Have you been to many music festivals? They can be an absolutely amazing way to experience bands! They are also wonderful for meeting new people and bonding with them over a shared love of music.
Even though I have been to several music festivals in my lifetime, there are things I do not always keep in mind. So, I decided to draw up a list and the share them. Have any suggestions that I forgot? Let me know in the comments section!
Wear comfortable shoes. You will be standing for a very long time, so think about your feet! Also, choose shoes that will protect them from crowds (i.e. you are going to get your feet stepped on a number of times, so don’t wear flip-flops).
Moderate your “refreshment” intake. And by refreshment, I mean drugs and alcohol. It’s going to be a very long day/days and, while it doesn’t hurt to loosen up and have fun, don’t get so wasted that you can hardly stand up or appreciate what is going on around you. Quick rule of thumb: if you can’t carry on a basic, coherent conversation, you’re overdoing it. Being this wasted also makes you more vulnerable to accidents and abuse.
Put away your phone during the show. It never ceases to amaze me how many people watch the concert through their phone…even during shows that are being professionally recorded for live or rebroadcast on television! Yes, a memento is nice, but you can get that by recording the concert when it airs. In the meantime, live in the moment and enjoy the experience! That said, you still want your phone working during the rest of the time you are there, so do bring along a portable phone charger.
Consider a money belt. Admittedly, these are not a great look, but the more people there are, the more pickpockets there are.

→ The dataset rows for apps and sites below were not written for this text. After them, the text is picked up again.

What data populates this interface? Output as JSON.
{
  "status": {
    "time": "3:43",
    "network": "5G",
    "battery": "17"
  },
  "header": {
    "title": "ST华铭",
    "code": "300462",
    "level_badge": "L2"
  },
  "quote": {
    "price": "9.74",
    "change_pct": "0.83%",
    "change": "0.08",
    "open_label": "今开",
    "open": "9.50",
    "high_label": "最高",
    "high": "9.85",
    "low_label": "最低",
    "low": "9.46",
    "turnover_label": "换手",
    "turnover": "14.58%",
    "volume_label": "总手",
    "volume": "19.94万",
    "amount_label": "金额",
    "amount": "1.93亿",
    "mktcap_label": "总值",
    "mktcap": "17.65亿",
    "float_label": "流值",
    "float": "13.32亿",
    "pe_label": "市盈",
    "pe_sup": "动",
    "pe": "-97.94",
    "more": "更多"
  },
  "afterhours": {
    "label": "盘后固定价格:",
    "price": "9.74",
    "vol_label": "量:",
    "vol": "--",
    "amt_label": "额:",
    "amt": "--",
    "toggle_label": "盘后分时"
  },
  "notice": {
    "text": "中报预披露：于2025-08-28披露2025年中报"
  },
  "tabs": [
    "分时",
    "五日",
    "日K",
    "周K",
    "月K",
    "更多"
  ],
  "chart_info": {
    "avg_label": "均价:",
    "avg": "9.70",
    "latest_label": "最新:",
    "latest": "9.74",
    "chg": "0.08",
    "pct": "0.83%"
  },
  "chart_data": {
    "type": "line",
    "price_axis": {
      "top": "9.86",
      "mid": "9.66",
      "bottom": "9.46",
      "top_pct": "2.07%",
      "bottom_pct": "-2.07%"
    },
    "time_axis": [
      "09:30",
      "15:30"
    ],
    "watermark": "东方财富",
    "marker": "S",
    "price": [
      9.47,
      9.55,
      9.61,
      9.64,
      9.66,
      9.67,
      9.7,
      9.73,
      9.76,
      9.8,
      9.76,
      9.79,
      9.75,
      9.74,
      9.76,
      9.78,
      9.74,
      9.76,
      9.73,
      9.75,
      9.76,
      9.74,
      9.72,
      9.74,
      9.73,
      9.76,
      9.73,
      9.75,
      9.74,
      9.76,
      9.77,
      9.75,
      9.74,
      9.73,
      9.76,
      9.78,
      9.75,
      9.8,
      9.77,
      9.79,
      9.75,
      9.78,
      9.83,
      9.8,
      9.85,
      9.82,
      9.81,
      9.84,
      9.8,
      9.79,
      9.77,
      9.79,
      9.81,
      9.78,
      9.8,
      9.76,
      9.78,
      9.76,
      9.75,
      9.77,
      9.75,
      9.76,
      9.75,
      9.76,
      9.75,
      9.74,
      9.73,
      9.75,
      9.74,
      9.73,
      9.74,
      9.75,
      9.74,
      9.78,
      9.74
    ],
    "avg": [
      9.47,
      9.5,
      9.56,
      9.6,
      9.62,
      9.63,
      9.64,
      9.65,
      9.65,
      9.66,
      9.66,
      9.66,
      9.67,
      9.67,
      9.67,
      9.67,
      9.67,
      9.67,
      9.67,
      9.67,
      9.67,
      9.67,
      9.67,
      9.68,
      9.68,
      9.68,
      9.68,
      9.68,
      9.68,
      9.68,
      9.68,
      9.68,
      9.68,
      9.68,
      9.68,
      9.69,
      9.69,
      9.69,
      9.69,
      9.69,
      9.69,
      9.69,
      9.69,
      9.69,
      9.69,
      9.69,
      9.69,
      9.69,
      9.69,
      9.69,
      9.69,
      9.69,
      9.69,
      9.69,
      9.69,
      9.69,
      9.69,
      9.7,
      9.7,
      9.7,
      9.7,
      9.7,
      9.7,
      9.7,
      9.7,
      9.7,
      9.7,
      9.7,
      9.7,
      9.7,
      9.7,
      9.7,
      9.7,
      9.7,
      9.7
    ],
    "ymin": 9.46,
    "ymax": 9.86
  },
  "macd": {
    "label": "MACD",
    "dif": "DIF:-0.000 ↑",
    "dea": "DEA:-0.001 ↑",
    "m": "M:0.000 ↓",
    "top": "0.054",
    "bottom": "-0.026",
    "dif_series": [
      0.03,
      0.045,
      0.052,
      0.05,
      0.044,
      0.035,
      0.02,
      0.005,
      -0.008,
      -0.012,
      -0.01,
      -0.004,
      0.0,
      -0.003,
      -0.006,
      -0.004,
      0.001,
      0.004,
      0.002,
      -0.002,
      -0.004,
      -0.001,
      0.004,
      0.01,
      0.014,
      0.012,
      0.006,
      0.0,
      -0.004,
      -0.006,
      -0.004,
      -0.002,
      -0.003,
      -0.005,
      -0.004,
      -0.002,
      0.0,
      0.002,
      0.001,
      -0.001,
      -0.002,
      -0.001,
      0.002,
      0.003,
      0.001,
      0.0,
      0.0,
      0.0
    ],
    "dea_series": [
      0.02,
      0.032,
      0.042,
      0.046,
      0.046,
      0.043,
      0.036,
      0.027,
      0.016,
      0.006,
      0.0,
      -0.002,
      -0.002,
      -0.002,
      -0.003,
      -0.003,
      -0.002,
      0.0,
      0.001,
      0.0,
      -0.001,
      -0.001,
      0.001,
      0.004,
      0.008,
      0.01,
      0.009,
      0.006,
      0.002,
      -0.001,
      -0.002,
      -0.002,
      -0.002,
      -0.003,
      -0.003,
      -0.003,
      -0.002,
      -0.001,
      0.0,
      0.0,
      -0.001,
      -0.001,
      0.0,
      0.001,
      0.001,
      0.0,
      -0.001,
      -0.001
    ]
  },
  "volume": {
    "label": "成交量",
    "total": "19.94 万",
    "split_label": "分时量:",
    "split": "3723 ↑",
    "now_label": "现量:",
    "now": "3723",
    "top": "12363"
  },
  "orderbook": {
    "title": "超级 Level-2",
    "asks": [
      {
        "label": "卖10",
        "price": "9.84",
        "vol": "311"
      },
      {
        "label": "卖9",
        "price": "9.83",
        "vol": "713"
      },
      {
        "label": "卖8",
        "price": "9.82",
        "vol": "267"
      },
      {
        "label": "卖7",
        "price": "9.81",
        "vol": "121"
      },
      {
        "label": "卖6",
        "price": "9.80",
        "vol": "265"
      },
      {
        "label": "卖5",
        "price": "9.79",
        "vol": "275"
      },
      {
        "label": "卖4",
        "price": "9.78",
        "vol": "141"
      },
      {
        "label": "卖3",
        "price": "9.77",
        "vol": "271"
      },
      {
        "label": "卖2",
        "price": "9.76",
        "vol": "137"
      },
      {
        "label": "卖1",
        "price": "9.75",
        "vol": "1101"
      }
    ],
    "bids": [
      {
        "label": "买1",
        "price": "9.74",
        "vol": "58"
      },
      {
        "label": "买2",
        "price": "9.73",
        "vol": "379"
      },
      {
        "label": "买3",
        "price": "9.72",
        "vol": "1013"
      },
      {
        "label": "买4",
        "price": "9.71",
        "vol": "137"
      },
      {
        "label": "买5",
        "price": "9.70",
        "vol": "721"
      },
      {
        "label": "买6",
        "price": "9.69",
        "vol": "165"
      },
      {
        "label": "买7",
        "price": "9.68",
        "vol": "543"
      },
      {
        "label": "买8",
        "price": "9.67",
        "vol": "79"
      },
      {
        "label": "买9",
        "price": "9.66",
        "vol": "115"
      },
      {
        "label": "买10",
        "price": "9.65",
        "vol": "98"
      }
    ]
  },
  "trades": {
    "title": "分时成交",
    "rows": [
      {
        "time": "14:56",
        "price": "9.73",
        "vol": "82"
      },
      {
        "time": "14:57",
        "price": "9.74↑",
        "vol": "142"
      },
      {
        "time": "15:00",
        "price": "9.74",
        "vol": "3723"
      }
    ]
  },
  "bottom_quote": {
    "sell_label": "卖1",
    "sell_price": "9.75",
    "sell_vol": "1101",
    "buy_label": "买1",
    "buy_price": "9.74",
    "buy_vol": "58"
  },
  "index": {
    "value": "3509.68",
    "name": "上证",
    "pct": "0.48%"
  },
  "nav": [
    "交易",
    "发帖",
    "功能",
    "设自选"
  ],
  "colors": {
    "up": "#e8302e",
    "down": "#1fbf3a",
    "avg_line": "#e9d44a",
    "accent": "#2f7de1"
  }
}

Plan ahead with your friends. What happens if you get separated, your phone dies, or you somehow lose contact another way? Arrange to meet ahead of time at a certain, easily accessible and nearby spot so that you don’t waste prime concert viewing time wandering around for hours and just missing each other.